## WHAT YOU ARE ASKED TO DO
Report the number of lines in the data below that hold "this", without any other words.

Element data from apps and pages
────

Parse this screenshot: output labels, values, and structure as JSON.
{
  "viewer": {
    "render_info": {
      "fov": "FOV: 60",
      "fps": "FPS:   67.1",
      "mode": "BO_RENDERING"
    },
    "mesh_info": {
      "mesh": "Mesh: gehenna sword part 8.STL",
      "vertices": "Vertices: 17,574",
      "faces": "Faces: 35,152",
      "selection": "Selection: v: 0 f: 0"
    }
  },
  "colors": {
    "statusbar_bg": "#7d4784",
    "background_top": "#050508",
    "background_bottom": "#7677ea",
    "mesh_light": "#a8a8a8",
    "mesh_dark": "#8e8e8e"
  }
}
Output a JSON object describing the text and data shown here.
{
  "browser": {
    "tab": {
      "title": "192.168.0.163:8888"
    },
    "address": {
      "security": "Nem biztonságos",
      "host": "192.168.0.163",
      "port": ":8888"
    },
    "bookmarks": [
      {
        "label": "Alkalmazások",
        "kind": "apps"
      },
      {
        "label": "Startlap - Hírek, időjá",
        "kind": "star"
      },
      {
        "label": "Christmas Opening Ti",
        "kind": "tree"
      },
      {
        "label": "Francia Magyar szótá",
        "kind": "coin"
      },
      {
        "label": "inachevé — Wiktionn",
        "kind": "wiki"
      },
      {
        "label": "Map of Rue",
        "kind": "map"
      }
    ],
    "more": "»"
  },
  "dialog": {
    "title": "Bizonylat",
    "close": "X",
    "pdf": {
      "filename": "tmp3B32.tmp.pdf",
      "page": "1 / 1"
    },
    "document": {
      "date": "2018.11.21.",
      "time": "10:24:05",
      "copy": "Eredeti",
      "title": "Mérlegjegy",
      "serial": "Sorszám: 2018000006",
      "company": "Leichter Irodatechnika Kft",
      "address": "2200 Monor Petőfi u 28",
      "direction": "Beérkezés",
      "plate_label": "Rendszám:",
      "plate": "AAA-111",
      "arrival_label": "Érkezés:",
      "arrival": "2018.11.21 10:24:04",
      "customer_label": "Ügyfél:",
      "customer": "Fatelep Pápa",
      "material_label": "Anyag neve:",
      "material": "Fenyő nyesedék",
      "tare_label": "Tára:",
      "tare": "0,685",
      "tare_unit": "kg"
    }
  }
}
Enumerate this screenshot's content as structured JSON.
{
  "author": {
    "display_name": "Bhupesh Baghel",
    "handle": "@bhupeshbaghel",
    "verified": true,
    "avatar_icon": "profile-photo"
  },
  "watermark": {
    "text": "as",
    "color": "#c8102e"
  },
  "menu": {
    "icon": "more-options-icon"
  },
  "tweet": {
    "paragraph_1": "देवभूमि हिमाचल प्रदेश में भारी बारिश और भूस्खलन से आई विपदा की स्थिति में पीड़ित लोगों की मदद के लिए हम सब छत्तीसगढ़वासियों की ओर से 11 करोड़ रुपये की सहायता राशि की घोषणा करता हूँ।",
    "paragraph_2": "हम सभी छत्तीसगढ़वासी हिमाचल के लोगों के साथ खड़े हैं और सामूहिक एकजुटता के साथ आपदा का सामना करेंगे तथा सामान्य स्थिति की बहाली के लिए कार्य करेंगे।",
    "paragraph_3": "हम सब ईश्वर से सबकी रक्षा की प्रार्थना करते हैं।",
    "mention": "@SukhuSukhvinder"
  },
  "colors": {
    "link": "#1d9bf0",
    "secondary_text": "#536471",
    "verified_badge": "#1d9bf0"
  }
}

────

## ANSWER SECTION
2